By Justin Steiner
Travel: 120mm/100mm/80mm (internally adjustable)
Stanchion Diameter: 32mm
Steerer: Aluminum 1 1/8″
Spring: Air (main), Coil (negative)
External Adjustment: Low Speed Compression, Lockout, Lockout Force, Rebound
Disc Mount: 74mm Post Mount
Country of Origin: U.S.A.
History is repeating itself within the suspension fork realm. Many early forks relied on cartridge dampers that had a tendency to heat up and fade during extended downhills, or blow out altogether, leaving your fork no more effective than a pogo stick. Open bath dampers solved both of these issues simultaneously, providing much better ride quality and consistent suspension.
Flash-forward to 2010 and Fox is touting their new FIT RLC damper, which is a sealed unit said to reduce weight by 71g and reduce oil aeration (air bubbles in the fork’s oil) for more consistent performance. As air bubbles pass through a damper, the effectiveness and consistency of the damping will diminish.
The F29 is available in 120mm (tested), 100mm, and 80mm versions with either the standard QR or 15QR lowers. The 120mm version can also be spaced down to 100mm or 80mm, while the 80/100mm fork cannot be extended to 120mm. The 120mm fork’s stanchions are slightly beefier than the 100/80mm chassis in order to handle the extra leverage of a longer fork.
For 2010, the 15QR dropout system has been integrated into the F29 platform. I’m extremely happy to see the 15QR system so readily embraced, as it provides a noticeable stiffness boost over a traditional QR design. In use, the F29 seems stiffer fore and aft than the 120mm Reba I tested in issue #141, but lateral stiffness is a wash.
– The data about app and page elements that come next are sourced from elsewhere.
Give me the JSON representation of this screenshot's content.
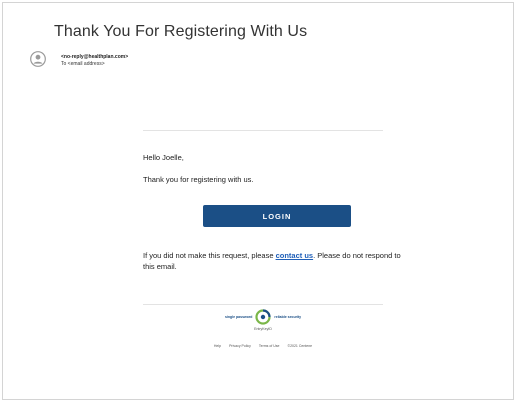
{
  "email": {
    "subject": "Thank You For Registering With Us",
    "sender": "<no-reply@healthplan.com>",
    "to": "To <email address>"
  },
  "body": {
    "greeting": "Hello Joelle,",
    "thanks": "Thank you for registering with us.",
    "login_label": "LOGIN",
    "note_before": "If you did not make this request, please ",
    "contact_link": "contact us",
    "note_after": ". Please do not respond to this email."
  },
  "footer": {
    "tag_left": "single password",
    "tag_right": "reliable security",
    "brand": "EntryKeyID",
    "links": [
      "Help",
      "Privacy Policy",
      "Terms of Use",
      "©2021 Centene"
    ]
  },
  "colors": {
    "button": "#1b4f86",
    "link": "#1f5fb8",
    "logo_green": "#7ab648"
  }
}
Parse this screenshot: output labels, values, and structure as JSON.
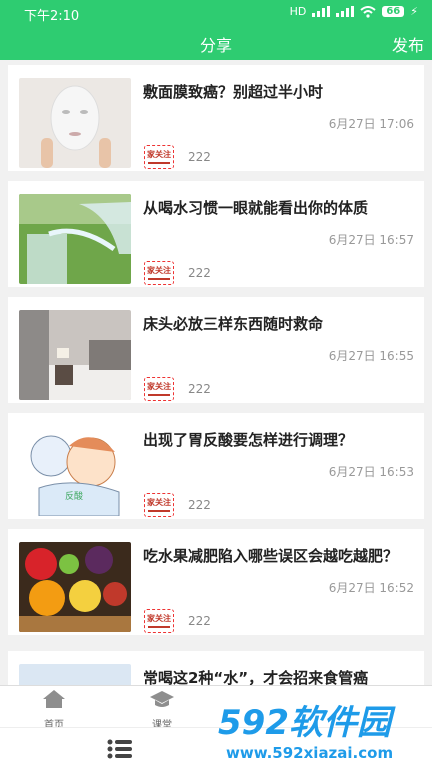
{
  "status": {
    "time": "下午2:10",
    "signal": "HD",
    "battery": "66"
  },
  "header": {
    "title": "分享",
    "publish_label": "发布"
  },
  "articles": [
    {
      "title": "敷面膜致癌？别超过半小时",
      "time": "6月27日 17:06",
      "source": "家关注",
      "count": "222",
      "thumb": "face-mask-photo"
    },
    {
      "title": "从喝水习惯一眼就能看出你的体质",
      "time": "6月27日 16:57",
      "source": "家关注",
      "count": "222",
      "thumb": "water-pouring-photo"
    },
    {
      "title": "床头必放三样东西随时救命",
      "time": "6月27日 16:55",
      "source": "家关注",
      "count": "222",
      "thumb": "bedroom-photo"
    },
    {
      "title": "出现了胃反酸要怎样进行调理？",
      "time": "6月27日 16:53",
      "source": "家关注",
      "count": "222",
      "thumb": "acid-reflux-illustration",
      "thumb_label": "反酸"
    },
    {
      "title": "吃水果减肥陷入哪些误区会越吃越肥？",
      "time": "6月27日 16:52",
      "source": "家关注",
      "count": "222",
      "thumb": "fruit-basket-photo"
    },
    {
      "title": "常喝这2种“水”，才会招来食管癌",
      "thumb": "sky-photo"
    }
  ],
  "tabs": [
    {
      "label": "首页",
      "icon": "home-icon"
    },
    {
      "label": "课堂",
      "icon": "graduation-cap-icon"
    }
  ],
  "watermark": {
    "brand": "592软件园",
    "url": "www.592xiazai.com"
  },
  "colors": {
    "accent": "#2ecc71",
    "watermark_blue": "#1e9be9"
  }
}
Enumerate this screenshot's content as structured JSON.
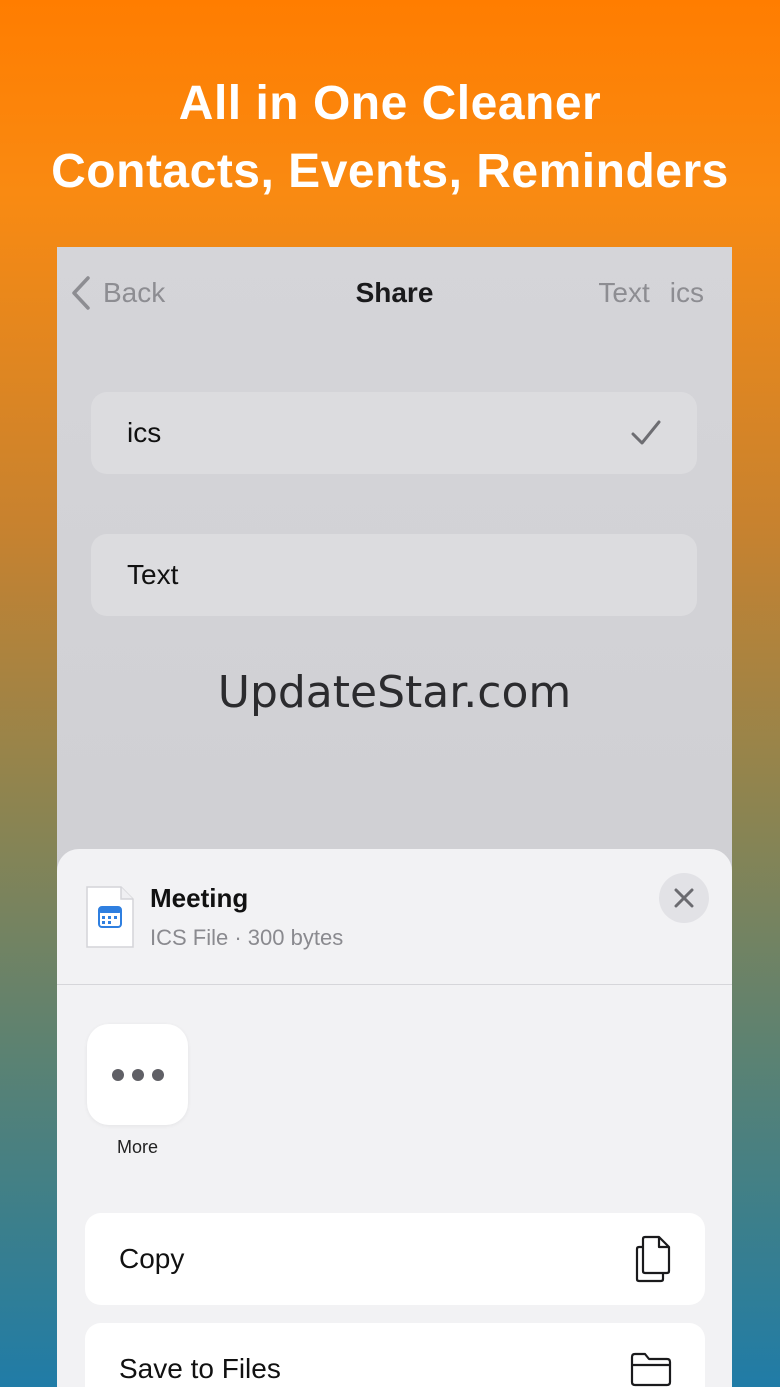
{
  "headline": {
    "line1": "All in One Cleaner",
    "line2": "Contacts, Events, Reminders"
  },
  "nav": {
    "back_label": "Back",
    "title": "Share",
    "right_items": [
      "Text",
      "ics"
    ]
  },
  "options": [
    {
      "label": "ics",
      "selected": true
    },
    {
      "label": "Text",
      "selected": false
    }
  ],
  "watermark": "UpdateStar.com",
  "share_sheet": {
    "file_name": "Meeting",
    "file_info": "ICS File · 300 bytes",
    "apps": [
      {
        "label": "More",
        "icon": "ellipsis-icon"
      }
    ],
    "actions": [
      {
        "label": "Copy",
        "icon": "copy-icon"
      },
      {
        "label": "Save to Files",
        "icon": "folder-icon"
      }
    ]
  },
  "colors": {
    "gradient_top": "#ff7d00",
    "gradient_bottom": "#207ca7",
    "calendar_blue": "#2f7fe0"
  }
}
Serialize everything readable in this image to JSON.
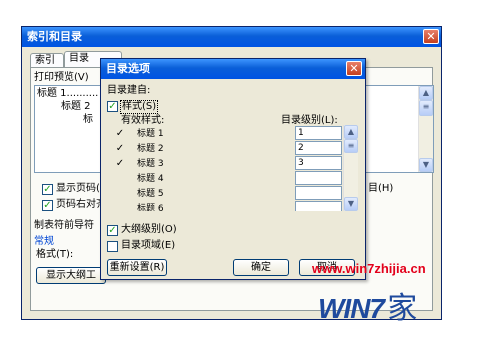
{
  "main_dialog": {
    "title": "索引和目录",
    "tabs": [
      "索引(X)",
      "目录"
    ],
    "preview_label": "打印预览(V)",
    "preview_lines": [
      "标题 1..........",
      "标题 2",
      "标"
    ],
    "show_page_numbers": "显示页码(",
    "right_align_page_numbers": "页码右对齐",
    "tab_leader": "制表符前导符",
    "general": "常规",
    "format_label": "格式(T):",
    "show_outline_button": "显示大纲工",
    "right_hint": "目(H)"
  },
  "options_dialog": {
    "title": "目录选项",
    "build_from": "目录建自:",
    "styles_checkbox": "样式(S)",
    "available_styles_header": "有效样式:",
    "toc_level_header": "目录级别(L):",
    "styles": [
      {
        "name": "标题 1",
        "checked": true,
        "level": "1"
      },
      {
        "name": "标题 2",
        "checked": true,
        "level": "2"
      },
      {
        "name": "标题 3",
        "checked": true,
        "level": "3"
      },
      {
        "name": "标题 4",
        "checked": false,
        "level": ""
      },
      {
        "name": "标题 5",
        "checked": false,
        "level": ""
      },
      {
        "name": "标题 6",
        "checked": false,
        "level": ""
      }
    ],
    "outline_levels": "大纲级别(O)",
    "toc_entry_fields": "目录项域(E)",
    "reset_button": "重新设置(R)",
    "ok_button": "确定",
    "cancel_button": "取消"
  },
  "watermark": {
    "url": "www.win7zhijia.cn",
    "logo_text": "WIN7",
    "logo_suffix": "家"
  }
}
The RLC model (tested) features adjustable rebound damping, lockout with threshold, and low-speed compression damping. The rebound and lockout force adjuster knobs have swapped places on new models, with the rebound now on the bottom of the right-hand leg and lockout force on top, nested in the lockout lever. This setup makes sense, as rebound damping is generally a set-and-forget adjustment, while you’re more likely to adjust the lockout threshold mid-ride. Fox is offering a handlebar mounted remote lockout on the F29 chassis for 2010.
On the trail, the new FIT damper retains all of the positive attributes we’ve come to expect from Fox’s quality suspension—large or small bumps, it just works seamlessly. Fortunately, this new closed system doesn’t suffer from any of the issues of the old cartridge style dampers—no leakage or fade here—as manufacturing technology has improved drastically in the interim. The new damper also offers a wider and more effective range of low-speed compression adjustment, which helped to combat brake dive.
Like Eric mentioned in the Rocky Mountain review in issue #146, I did have trouble achieving the full 120mm of travel. Fox assures us the travel is available; we’re simply not riding the fork hard enough—likely true given the snow riding of late.
If you already have a non-FIT damper F29, is it worth upgrading? Yes and no, I’d say. The wider range of slow-speed compression damping is nice, but not worth the price to upgrade an already solid fork, in my opinion. However, the addition of the 15QR dropout system is a worthy upgrade. Of course, you could simply install 15QR lowers on your existing F29.
If, however, you’re in the market for a new fork, the F29 should be on your short list. The 15QR option and the versatility of a 120/100/80mm fork are invaluable. I installed this fork on my personal full-sus bike, which was designed around a 100mm fork, in order to rake the front end out just a touch. Having the option to revert back to the 100mm setting should I choose is good peace of mind when investing this kind of money in a fork.
Fox warranties all of their products against manufacturing defects for one year.